conflict & communication online, Vol. 5, No. 2, 2006
ISSN 1618-0747




Susan Dente Ross
(De)Constructing Conflict: A Focused Review of War and Peace Journalism

This overview of the media and conflict literature and case study of media coverage of peace offers a framework and guidance for peace journalism.
Many studies show media rarely report conflict neutrally. Human psychology, journalistic norms, and structural constraints draw media away from complex historical reporting of violence. Limited systematic research on media coverage of peace is insufficient to direct response to prevalent war journalism. A case study of The Washington Report coverage of Middle East peace initiatives suggests problems in media coverage of peace. It demonstrates five trends in press orientations. Peace initiatives are: 1. political maneuvering and strategic posturing, 2. rhetorical games to mask intractable differences, 3. a charade among players with little belief in their success, 4. fragile and impermanent, and 5. an exercise in doublespeak and distortion.
Peace journalists are divided between an activist, advocacy role for media and a definition of peace journalism as quality, objective journalism that includes under-represented perspectives to provide deeper and broader information. The divide reflects long-standing imprecision and ideological objectives in the fields of conflict studies, peace studies, conflict resolution, and more. Thus, economic theorists contend that industry structure and profit-motives drive media to privilege the powerful, limiting the potential for change. The propaganda model of media suggests peace journalism initiatives are impotent because media are a mouthpiece for government. Some say the realities of the post-Cold War world undermine quality journalism, and local media are an inefficient and limited mechanism to disseminate dissident ideas. Critical scholars view peace journalism as flawed, ineffectual, or certain to be co-opted. However, media texts are subject to multiple interpretations; cracks in the monolith offer opportunities for reform.
Peace journalism must transform deeply trained professional patterns, structural and financial pressures, and psychological responses that encourage reactive, nationalistic reporting. Peace journalists must listen well, hear "the other" better, and understand and incorporate that new understanding to transcend the bonds of identity and enmity. Effective peace journalism must be a journalism of symbolic rapprochement. It must recognize journalists as human beings subject to the same social, political, religious and nationalistic pressures as all people. Restructuring and retraining to insulate independent media and journalists from economic and political pressures are critical. Increased pluralism in ownership, structures, and revenue streams is key. Training must inoculate journalists against knee-jerk responses to fear and violence. Peace journalism must embrace awareness of the varied identities and realities of parties to a conflict, the subjective and contextual nature of root causes, and the trap of dualisms.


  full text in English  
On the author:
Susan Dente Ross is an associate dean at Washington State University, a Fulbright Senior Scholar, and a former journalist and newspaper owner.

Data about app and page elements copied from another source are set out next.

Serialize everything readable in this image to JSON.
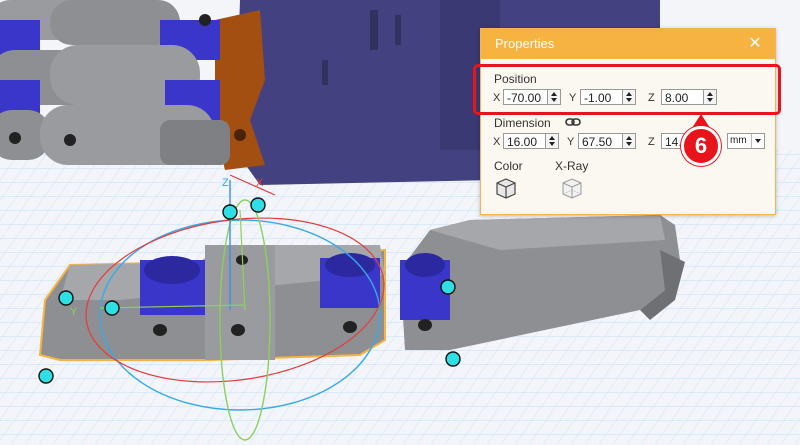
{
  "panel": {
    "title": "Properties",
    "close_icon": "close-icon",
    "position": {
      "label": "Position",
      "x_label": "X",
      "x_value": "-70.00",
      "y_label": "Y",
      "y_value": "-1.00",
      "z_label": "Z",
      "z_value": "8.00"
    },
    "dimension": {
      "label": "Dimension",
      "link_icon": "link-icon",
      "x_label": "X",
      "x_value": "16.00",
      "y_label": "Y",
      "y_value": "67.50",
      "z_label": "Z",
      "z_value": "14.0",
      "unit": "mm"
    },
    "color_label": "Color",
    "xray_label": "X-Ray"
  },
  "annotation": {
    "step": "6",
    "color": "#e8141c"
  },
  "viewport": {
    "axis_labels": {
      "z": "Z",
      "x": "X",
      "y": "Y"
    },
    "colors": {
      "model_gray": "#8e8f92",
      "model_blue": "#3a36c9",
      "grid": "#8fc8f0",
      "selection": "#f6b341",
      "handle": "#2ee0e6"
    }
  }
}
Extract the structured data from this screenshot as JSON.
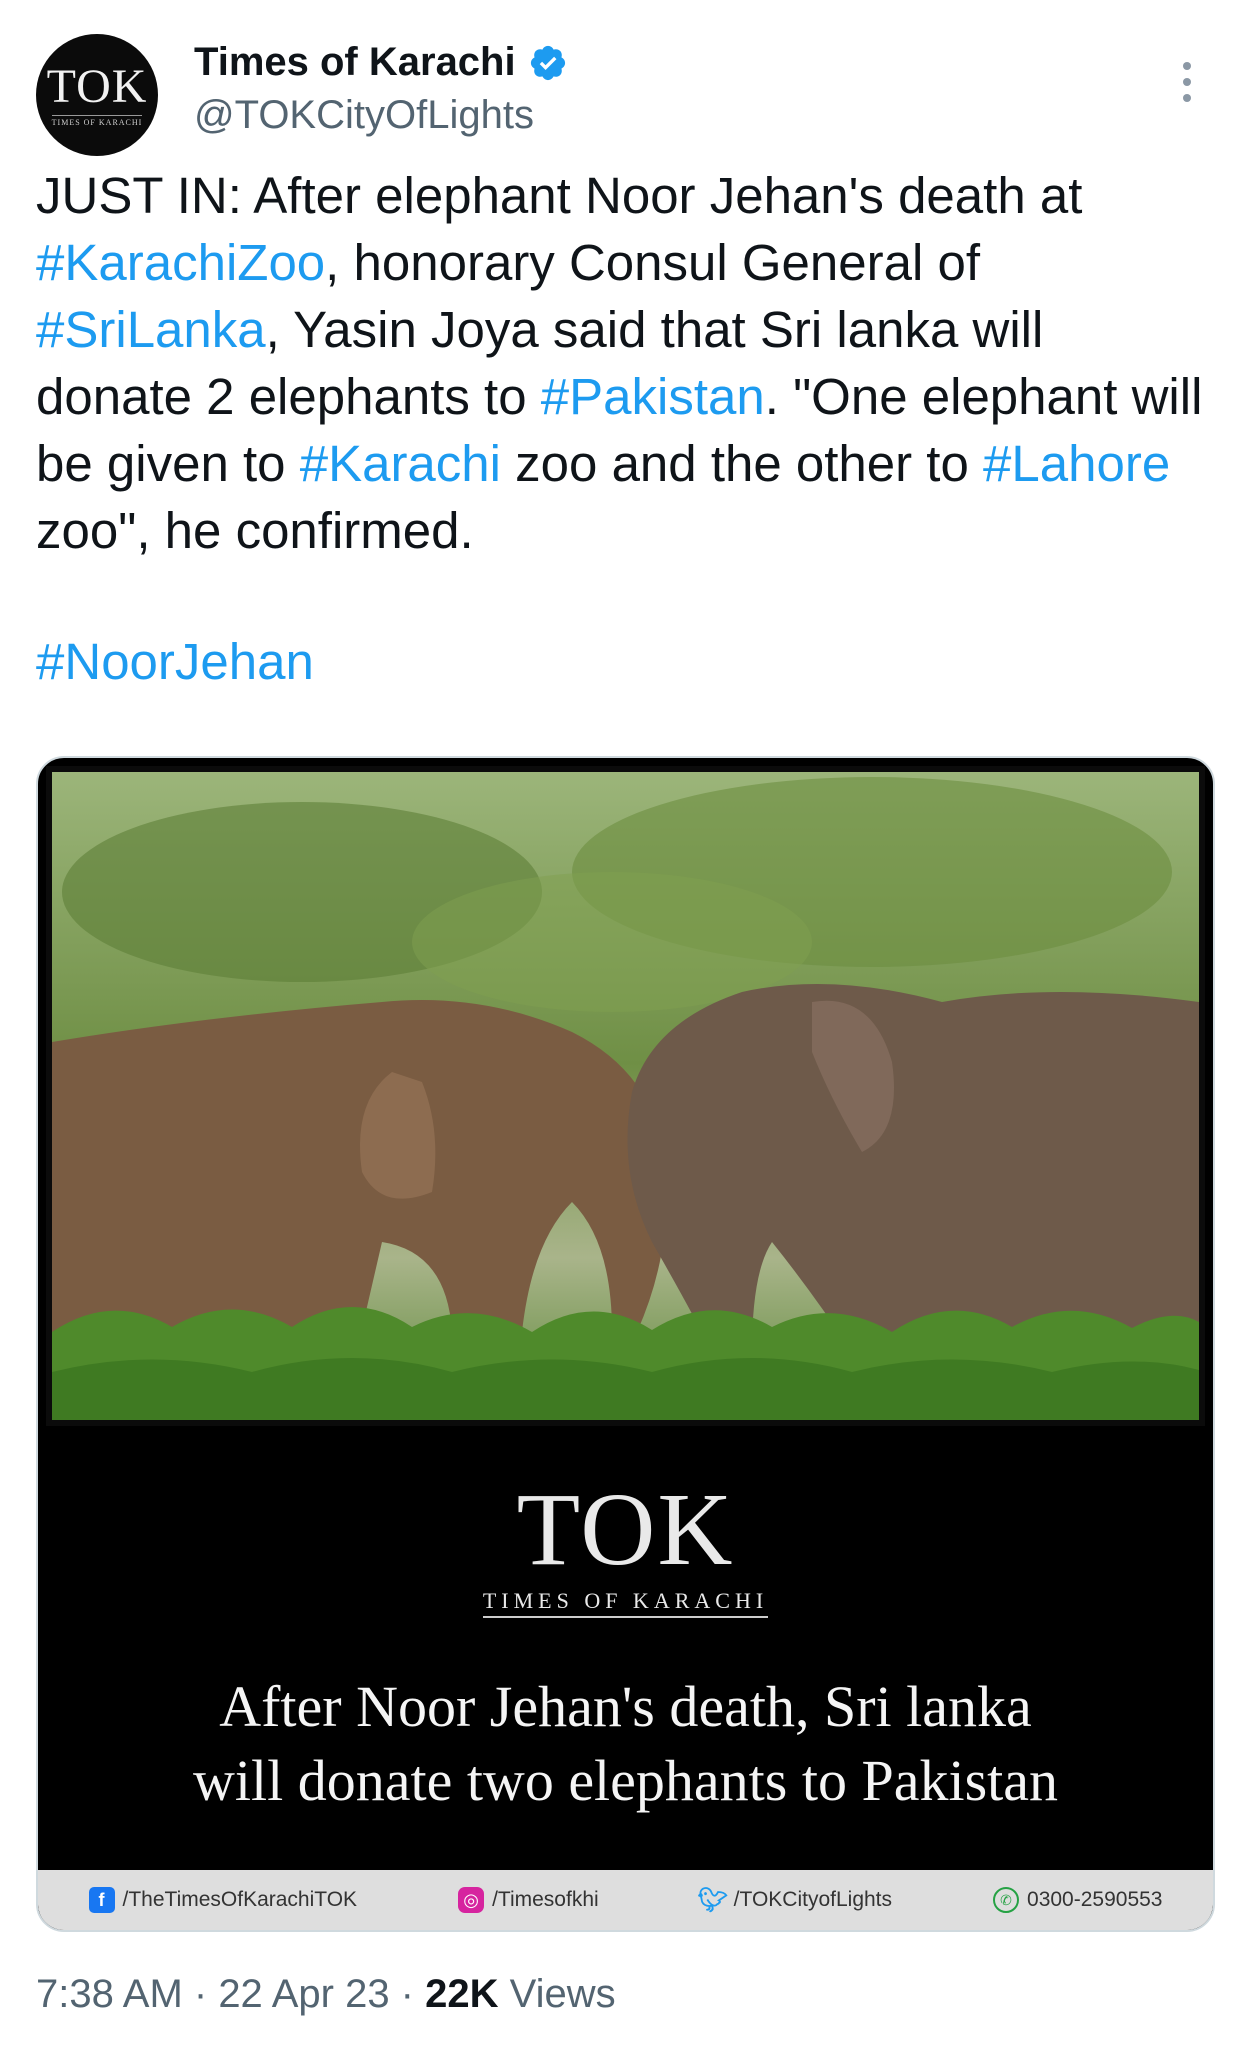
{
  "author": {
    "display_name": "Times of Karachi",
    "handle": "@TOKCityOfLights",
    "avatar_logo": "TOK",
    "avatar_sub": "TIMES OF KARACHI",
    "verified_icon": "verified-badge-icon"
  },
  "tweet": {
    "p1": "JUST IN: After elephant Noor Jehan's death at ",
    "tag1": "#KarachiZoo",
    "p2": ", honorary Consul General of ",
    "tag2": "#SriLanka",
    "p3": ", Yasin Joya said that Sri lanka will donate 2 elephants to ",
    "tag3": "#Pakistan",
    "p4": ". \"One elephant will be given to ",
    "tag4": "#Karachi",
    "p5": " zoo and the other to ",
    "tag5": "#Lahore",
    "p6": " zoo\", he confirmed.",
    "tag6": "#NoorJehan"
  },
  "media": {
    "brand_logo": "TOK",
    "brand_sub": "TIMES OF KARACHI",
    "headline_line1": "After Noor Jehan's death, Sri lanka",
    "headline_line2": "will donate two elephants to Pakistan",
    "footer": {
      "facebook": "/TheTimesOfKarachiTOK",
      "instagram": "/Timesofkhi",
      "twitter": "/TOKCityofLights",
      "whatsapp": "0300-2590553"
    }
  },
  "meta": {
    "time": "7:38 AM",
    "sep1": " · ",
    "date": "22 Apr 23",
    "sep2": " · ",
    "views_count": "22K",
    "views_label": " Views"
  },
  "colors": {
    "link": "#1d9bf0",
    "secondary_text": "#536471"
  }
}
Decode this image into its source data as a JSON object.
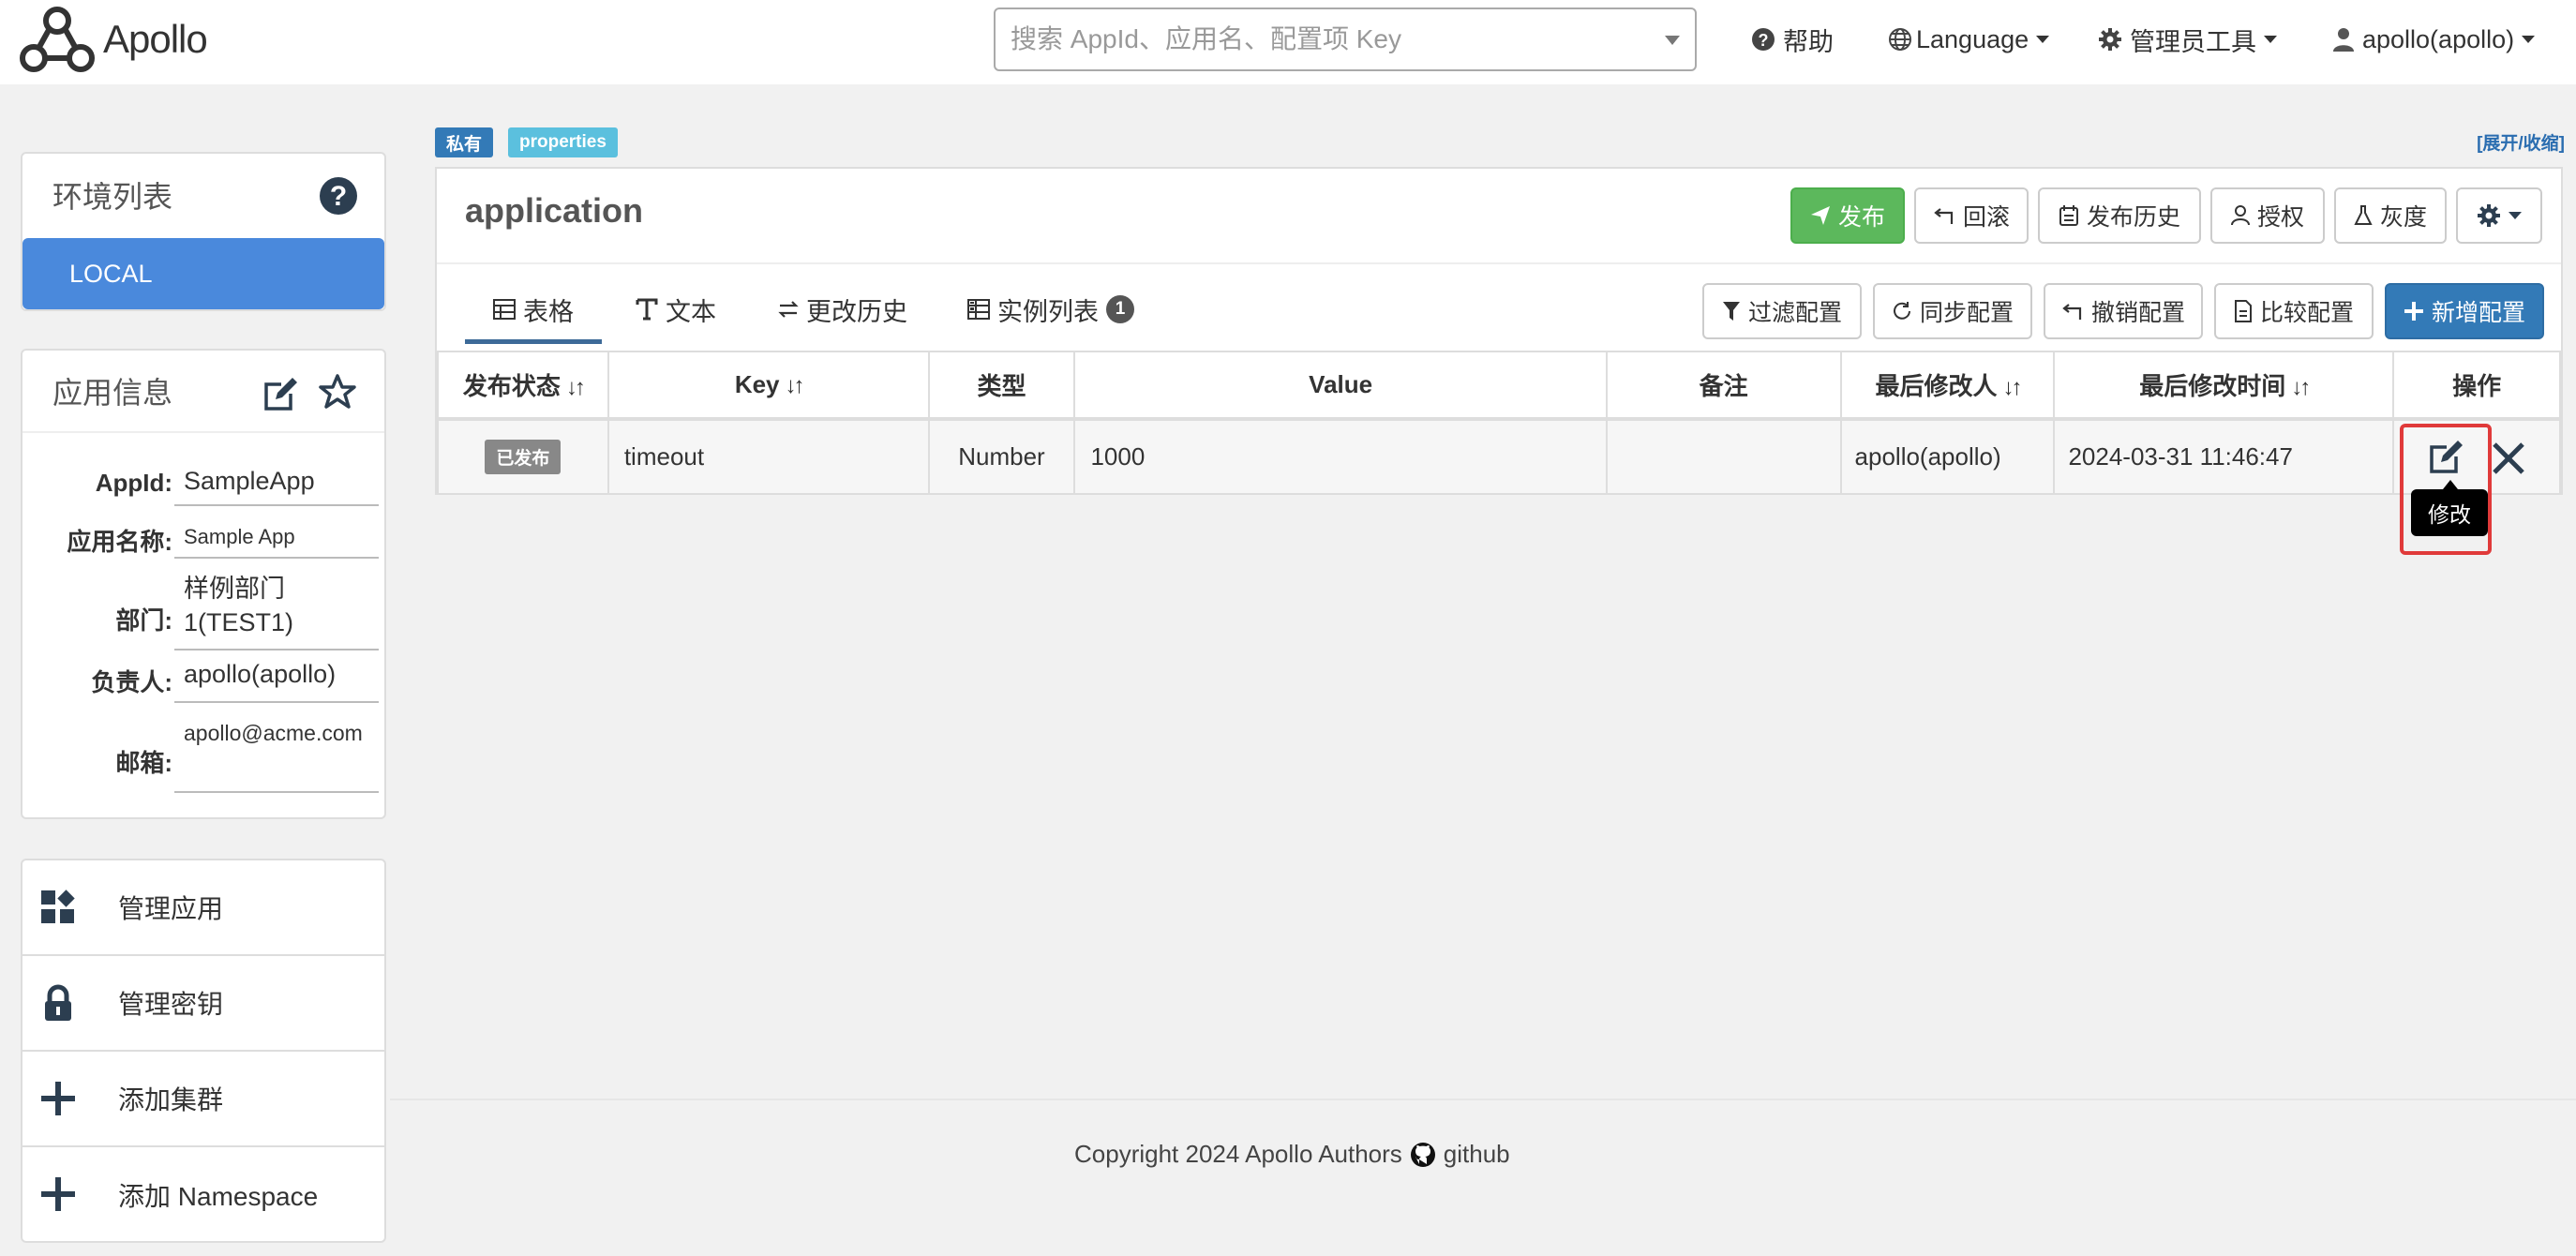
{
  "header": {
    "logo_text": "Apollo",
    "search_placeholder": "搜索 AppId、应用名、配置项 Key",
    "nav": {
      "help": "帮助",
      "language": "Language",
      "admin_tools": "管理员工具",
      "user": "apollo(apollo)"
    }
  },
  "sidebar": {
    "env_panel": {
      "title": "环境列表",
      "env": "LOCAL"
    },
    "app_info": {
      "title": "应用信息",
      "rows": [
        {
          "label": "AppId:",
          "value": "SampleApp"
        },
        {
          "label": "应用名称:",
          "value": "Sample App"
        },
        {
          "label": "部门:",
          "value": "样例部门1(TEST1)"
        },
        {
          "label": "负责人:",
          "value": "apollo(apollo)"
        },
        {
          "label": "邮箱:",
          "value": "apollo@acme.com"
        }
      ]
    },
    "menu": [
      {
        "label": "管理应用",
        "icon": "apps-icon"
      },
      {
        "label": "管理密钥",
        "icon": "lock-icon"
      },
      {
        "label": "添加集群",
        "icon": "plus-icon"
      },
      {
        "label": "添加 Namespace",
        "icon": "plus-icon"
      }
    ]
  },
  "namespace": {
    "tag_private": "私有",
    "tag_format": "properties",
    "toggle": "[展开/收缩]",
    "title": "application",
    "actions": {
      "publish": "发布",
      "rollback": "回滚",
      "publish_history": "发布历史",
      "authorize": "授权",
      "gray": "灰度"
    },
    "tabs": [
      {
        "label": "表格",
        "icon": "table-icon",
        "active": true
      },
      {
        "label": "文本",
        "icon": "text-icon"
      },
      {
        "label": "更改历史",
        "icon": "exchange-icon"
      },
      {
        "label": "实例列表",
        "icon": "instances-icon",
        "badge": "1"
      }
    ],
    "tools": {
      "filter": "过滤配置",
      "sync": "同步配置",
      "revoke": "撤销配置",
      "compare": "比较配置",
      "add": "新增配置"
    },
    "table": {
      "columns": [
        "发布状态",
        "Key",
        "类型",
        "Value",
        "备注",
        "最后修改人",
        "最后修改时间",
        "操作"
      ],
      "rows": [
        {
          "status": "已发布",
          "key": "timeout",
          "type": "Number",
          "value": "1000",
          "comment": "",
          "modifier": "apollo(apollo)",
          "modified_time": "2024-03-31 11:46:47"
        }
      ]
    },
    "tooltip_edit": "修改"
  },
  "footer": {
    "copyright": "Copyright 2024 Apollo Authors",
    "link": "github"
  },
  "colors": {
    "primary_blue": "#4a89dc",
    "publish_green": "#5cb85c",
    "highlight_red": "#e03a3a"
  }
}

Her research focuses on the roles of legal and media institutions in creating, perpetuating, or resolving social divisions and conflict. An expert in media and legal practices that undermine full political participation and foment conflict, she has focused on how these institutions support intercultural conflict and the circumstances under which they encourage peace and democratic participation. Her work contributes to several multi-national projects to reform media practices and develop a university peace journalism curriculum.

Address: College of Liberal Arts, 309E Thompson Hall, PO Box 642630, Washington State University, Pullman, WA 99164 USA